The foods with the most highly concentrated vitamin E are vegetable oils, but oils have downsides which are probably not worth the extra vitamin E. A healthier source of vitamin E is whole foods which naturally contain fat. Some of the best whole-food sources of vitamin E are sunflower seeds, almonds, wheat germ and avocado. Vitamin E deficiency is rare, and toxic doses of vitamin E usually cannot be obtained from food. Vitamin E supplements are not recommended since they haven’t been shown to provide any added benefits. In other words, as long as you eat a healthy diet you should not be concerned about vitamin E intake.
Vitamin K promotes normal blood clotting, bone strength, and cardiovascular health. It is needed to activate several proteins which are needed for blood, bone, and kidney functioning. Vitamin K also prevents the buildup of calcium in the blood vessels, making calcium more available for the body to use.
Vitamin K is produced by bacteria in the intestine and also is found in leafy green vegetables such as spinach, cauliflower, cabbage, and broccoli. Most people obtain enough vitamin K through diet, but deficiency can occur in infants and people taking blood thinners such as warfarin. Excessive amounts of vitamin K are not advised since they can break down red blood cells and cause liver damage. For more information about vitamin K, read my article on what vitamin K does for the body.
Great benefits in small, fat-soluble packages
Fat soluble vitamins are unique in how they are obtained, absorbed, and stored by the body. Each of these nutrients is needed only in small amounts, but each plays an essential role in the proper functioning of the human body. Vitamin D deficiency is the only common fat-soluble vitamin deficiency, and it can be corrected through supplementation. Excessive amounts of fat-soluble vitamins can result in toxicity, causing a variety of negative effects. Large amounts of vitamins are usually unintentionally consumed through multivitamins. If you choose to take a multivitamin, it’s important to make sure it doesn’t contain unnecessary, potentially harmful ingredients.
Obtaining the proper amount of fat-soluble vitamins should not be a concern for most people, but being aware of the requirements can help you to avoid potential problems.

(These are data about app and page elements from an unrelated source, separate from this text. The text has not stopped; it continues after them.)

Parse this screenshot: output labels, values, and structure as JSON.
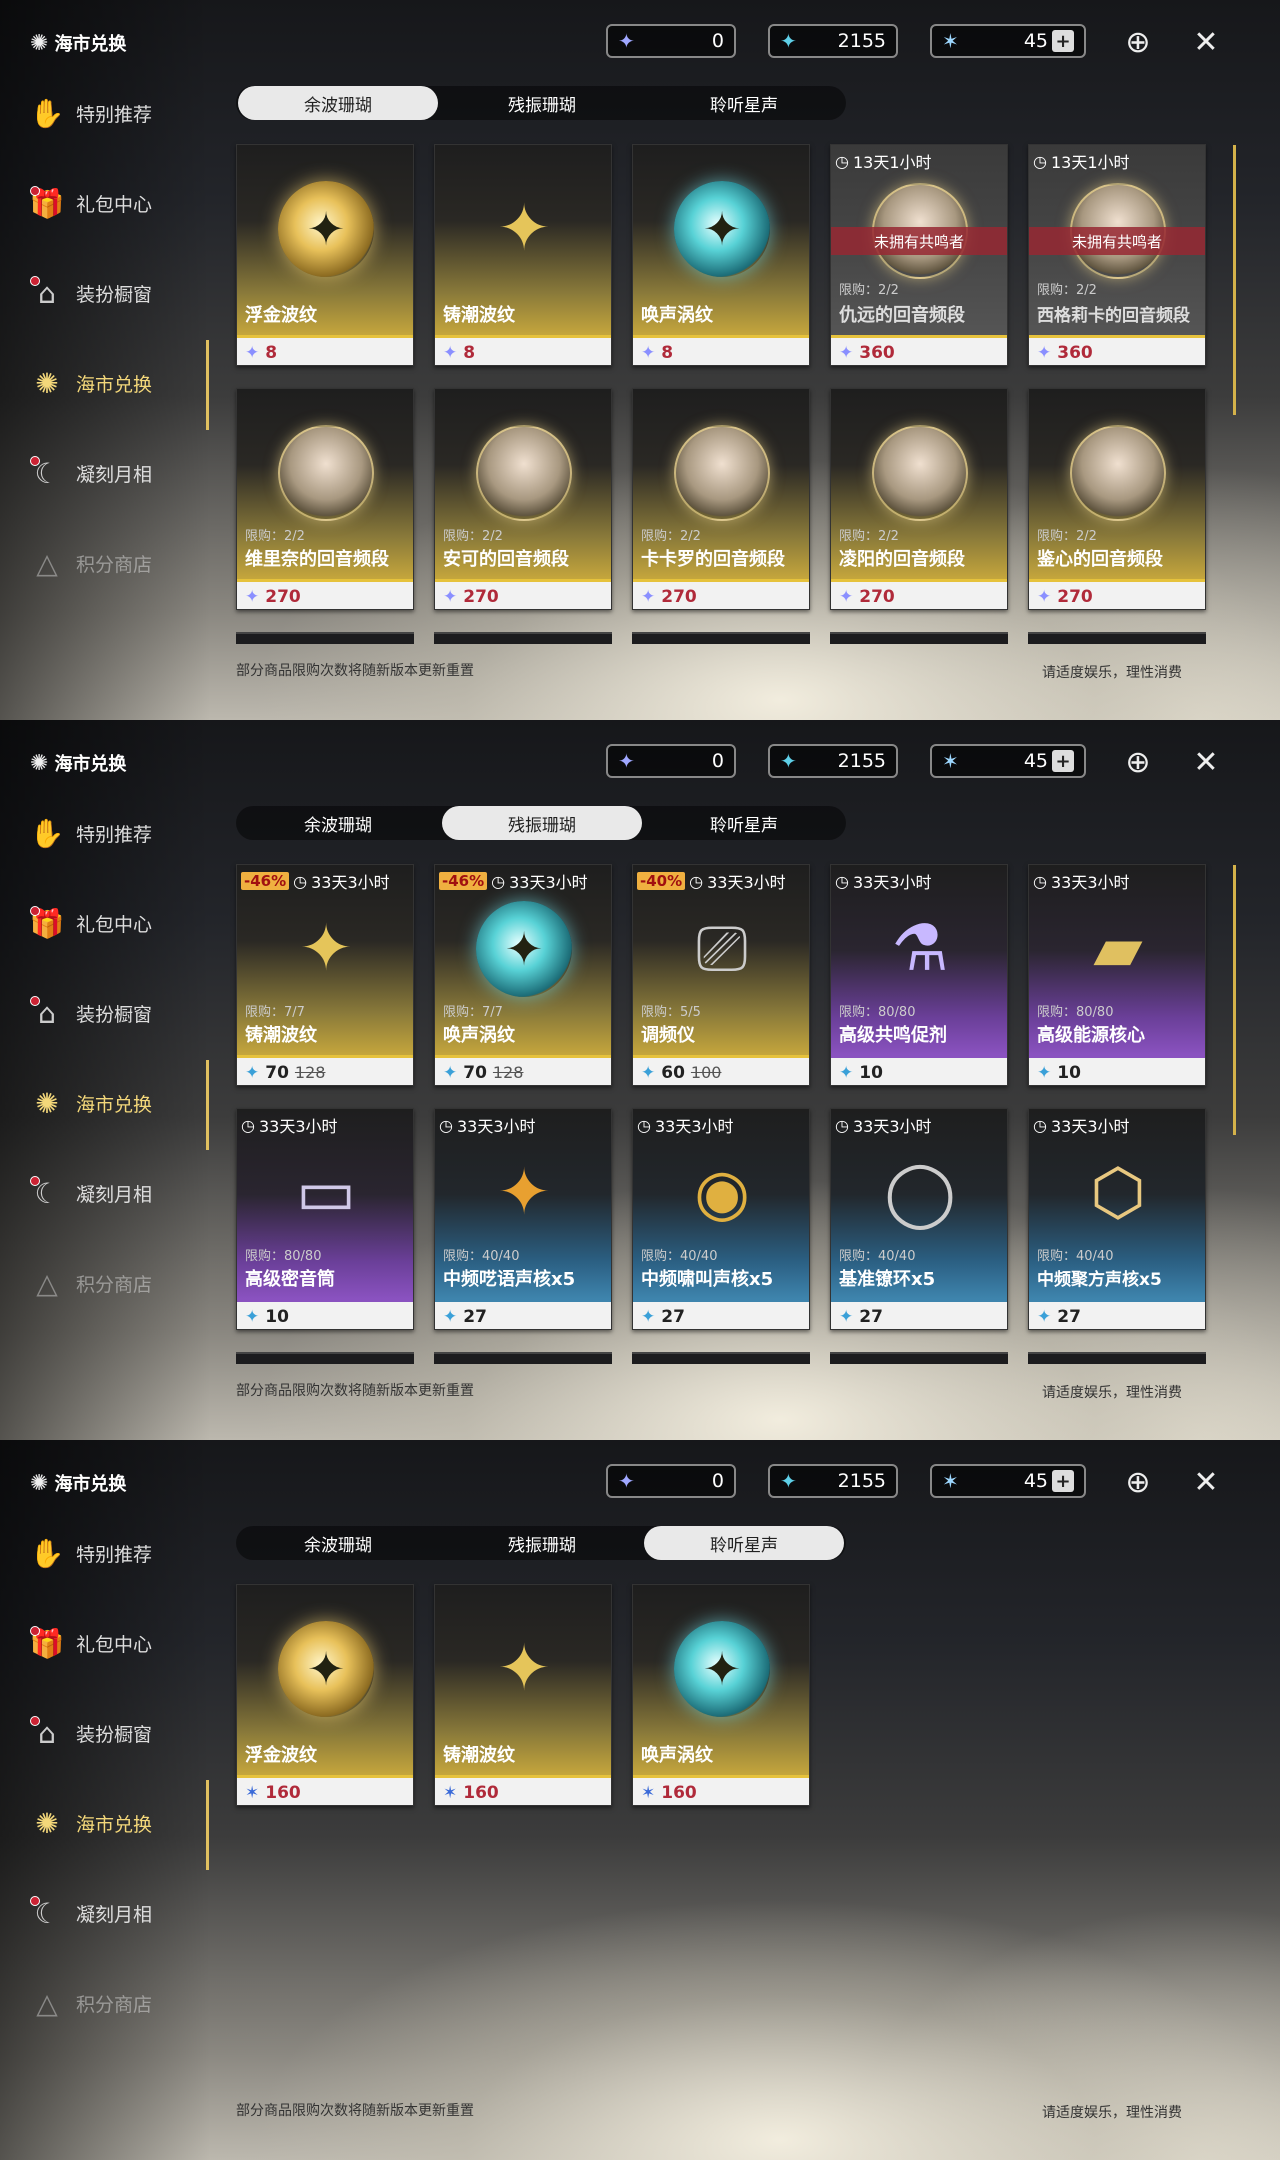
{
  "top": {
    "c1": "0",
    "c2": "2155",
    "c3": "45"
  },
  "sidebar": {
    "brand": "海市兑换",
    "items": [
      "特别推荐",
      "礼包中心",
      "装扮橱窗",
      "海市兑换",
      "凝刻月相",
      "积分商店"
    ]
  },
  "tabs": [
    "余波珊瑚",
    "残振珊瑚",
    "聆听星声"
  ],
  "footer": {
    "left": "部分商品限购次数将随新版本更新重置",
    "right": "请适度娱乐，理性消费"
  },
  "panel1": {
    "row1": [
      {
        "name": "浮金波纹",
        "price": "8"
      },
      {
        "name": "铸潮波纹",
        "price": "8"
      },
      {
        "name": "唤声涡纹",
        "price": "8"
      },
      {
        "name": "仇远的回音频段",
        "price": "360",
        "timer": "13天1小时",
        "banner": "未拥有共鸣者",
        "limit": "限购：2/2"
      },
      {
        "name": "西格莉卡的回音频段",
        "price": "360",
        "timer": "13天1小时",
        "banner": "未拥有共鸣者",
        "limit": "限购：2/2"
      }
    ],
    "row2": [
      {
        "name": "维里奈的回音频段",
        "price": "270",
        "limit": "限购：2/2"
      },
      {
        "name": "安可的回音频段",
        "price": "270",
        "limit": "限购：2/2"
      },
      {
        "name": "卡卡罗的回音频段",
        "price": "270",
        "limit": "限购：2/2"
      },
      {
        "name": "凌阳的回音频段",
        "price": "270",
        "limit": "限购：2/2"
      },
      {
        "name": "鉴心的回音频段",
        "price": "270",
        "limit": "限购：2/2"
      }
    ]
  },
  "panel2": {
    "row1": [
      {
        "name": "铸潮波纹",
        "price": "70",
        "old": "128",
        "disc": "-46%",
        "timer": "33天3小时",
        "limit": "限购：7/7"
      },
      {
        "name": "唤声涡纹",
        "price": "70",
        "old": "128",
        "disc": "-46%",
        "timer": "33天3小时",
        "limit": "限购：7/7"
      },
      {
        "name": "调频仪",
        "price": "60",
        "old": "100",
        "disc": "-40%",
        "timer": "33天3小时",
        "limit": "限购：5/5"
      },
      {
        "name": "高级共鸣促剂",
        "price": "10",
        "timer": "33天3小时",
        "limit": "限购：80/80"
      },
      {
        "name": "高级能源核心",
        "price": "10",
        "timer": "33天3小时",
        "limit": "限购：80/80"
      }
    ],
    "row2": [
      {
        "name": "高级密音筒",
        "price": "10",
        "timer": "33天3小时",
        "limit": "限购：80/80"
      },
      {
        "name": "中频呓语声核x5",
        "price": "27",
        "timer": "33天3小时",
        "limit": "限购：40/40"
      },
      {
        "name": "中频啸叫声核x5",
        "price": "27",
        "timer": "33天3小时",
        "limit": "限购：40/40"
      },
      {
        "name": "基准镣环x5",
        "price": "27",
        "timer": "33天3小时",
        "limit": "限购：40/40"
      },
      {
        "name": "中频聚方声核x5",
        "price": "27",
        "timer": "33天3小时",
        "limit": "限购：40/40"
      }
    ]
  },
  "panel3": {
    "row1": [
      {
        "name": "浮金波纹",
        "price": "160"
      },
      {
        "name": "铸潮波纹",
        "price": "160"
      },
      {
        "name": "唤声涡纹",
        "price": "160"
      }
    ]
  }
}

The best way to ensure you obtain all the fat-soluble vitamins you need is by eating a healthy, plant-based diet containing a variety of fruits and vegetables.